Shares of the major cruise-line companies fell broadly on Tuesday after an analyst at Morgan Stanley said he expect the space to get hit by weak travel demand.
Carnival, Royal Caribbean Cruises and Norwegian Cruise Line all dropped more than 4 percent and were the worst-performing stocks in the S&P 500. Carnival and Norwegian Cruise Line had their biggest one-day declines since 2016 while Royal Caribbean posted its worst day since April.
Cruise line stocks have been under pressure this year, dropping at least 5 percent.
“We remain relatively cautious on the cruise lines given the high and increasing level of industry supply growth, slowing yield momentum, and weakness in the Caribbean and China,” Jamie Rollo of Morgan Stanley wrote in a note Tuesday.
“Globally, the cruise industry orderbook has risen to a record 244k [beds] (45% supply growth to 2025). …So for the industry to maintain, say, 2-3% yield growth, demand would need to grow by 7.5-9.5% annually, which for four consecutive years seems optimistic and is much more than historical levels (6% demand, 1% yield, 5% capacity),” Rollo said.

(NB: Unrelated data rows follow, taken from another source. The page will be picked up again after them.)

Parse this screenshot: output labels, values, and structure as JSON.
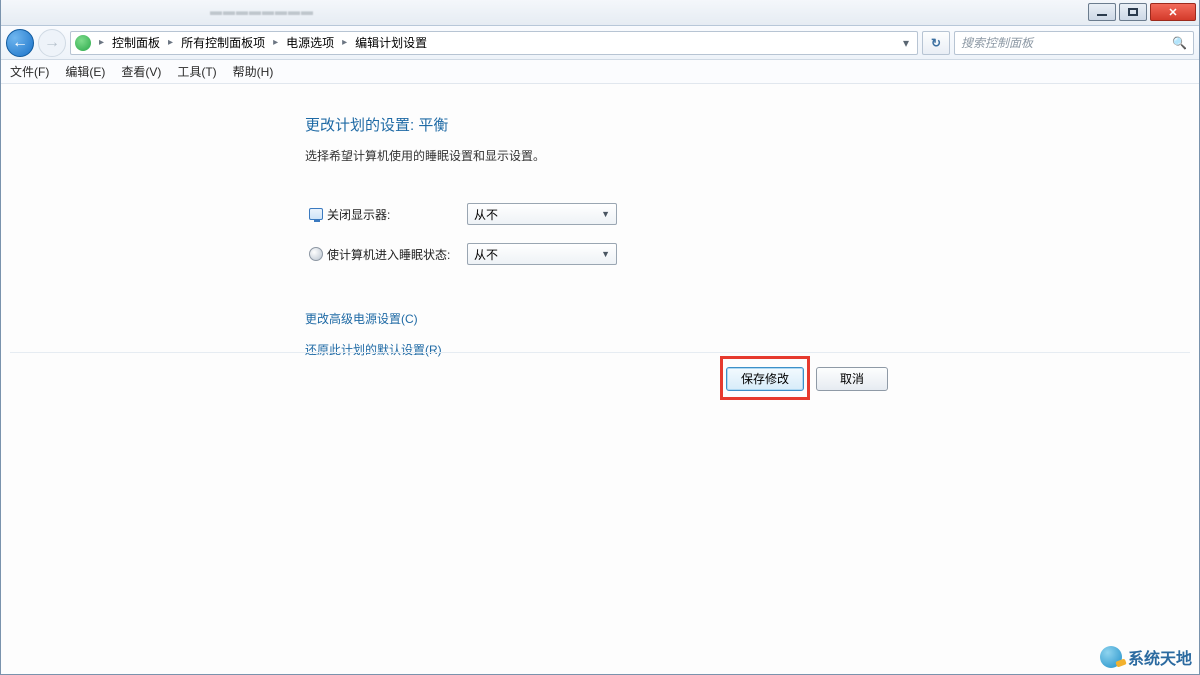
{
  "window": {
    "minimize_tip": "Minimize",
    "maximize_tip": "Maximize",
    "close_tip": "Close"
  },
  "breadcrumb": {
    "items": [
      "控制面板",
      "所有控制面板项",
      "电源选项",
      "编辑计划设置"
    ]
  },
  "search": {
    "placeholder": "搜索控制面板"
  },
  "refresh_label": "↻",
  "menubar": {
    "items": [
      "文件(F)",
      "编辑(E)",
      "查看(V)",
      "工具(T)",
      "帮助(H)"
    ]
  },
  "page": {
    "title": "更改计划的设置: 平衡",
    "subtitle": "选择希望计算机使用的睡眠设置和显示设置。"
  },
  "settings": {
    "turn_off_display": {
      "label": "关闭显示器:",
      "value": "从不"
    },
    "sleep": {
      "label": "使计算机进入睡眠状态:",
      "value": "从不"
    }
  },
  "links": {
    "advanced": "更改高级电源设置(C)",
    "restore_defaults": "还原此计划的默认设置(R)"
  },
  "buttons": {
    "save": "保存修改",
    "cancel": "取消"
  },
  "watermark": {
    "text": "系统天地"
  }
}
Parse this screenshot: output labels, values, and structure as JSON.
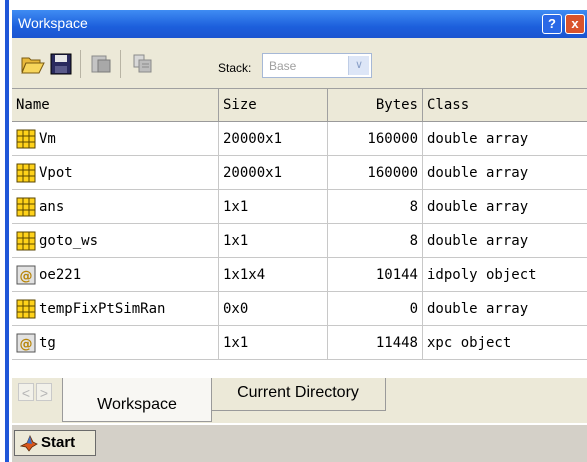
{
  "window": {
    "title": "Workspace",
    "help_label": "?",
    "close_label": "x"
  },
  "toolbar": {
    "stack_label": "Stack:",
    "stack_value": "Base"
  },
  "table": {
    "columns": [
      "Name",
      "Size",
      "Bytes",
      "Class"
    ],
    "rows": [
      {
        "name": "Vm",
        "size": "20000x1",
        "bytes": "160000",
        "class": "double array",
        "icon": "matrix-icon"
      },
      {
        "name": "Vpot",
        "size": "20000x1",
        "bytes": "160000",
        "class": "double array",
        "icon": "matrix-icon"
      },
      {
        "name": "ans",
        "size": "1x1",
        "bytes": "8",
        "class": "double array",
        "icon": "matrix-icon"
      },
      {
        "name": "goto_ws",
        "size": "1x1",
        "bytes": "8",
        "class": "double array",
        "icon": "matrix-icon"
      },
      {
        "name": "oe221",
        "size": "1x1x4",
        "bytes": "10144",
        "class": "idpoly object",
        "icon": "object-icon"
      },
      {
        "name": "tempFixPtSimRan",
        "size": "0x0",
        "bytes": "0",
        "class": "double array",
        "icon": "matrix-icon"
      },
      {
        "name": "tg",
        "size": "1x1",
        "bytes": "11448",
        "class": "xpc object",
        "icon": "object-icon"
      }
    ]
  },
  "tabs": {
    "workspace": "Workspace",
    "current_directory": "Current Directory"
  },
  "statusbar": {
    "start_label": "Start"
  },
  "colors": {
    "title_blue": "#1c5fdc",
    "matrix_yellow": "#ffd21a",
    "chrome": "#ece9d8"
  }
}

“Our channel checks show solid booking volumes but at flat prices, and agents cite concerns about the Caribbean and general Q4 demand,” the analyst added.
The analyst added that a stronger dollar, coupled with rising fuel costs, led him to cut his earnings per share estimates on Carnival, Royal Caribbean and Norwegian Cruise Line by 11 percent, 3 percent and 5 percent, respectively, for fiscal 2019.
— CNBC’s Pippa Stevens contributed to this report.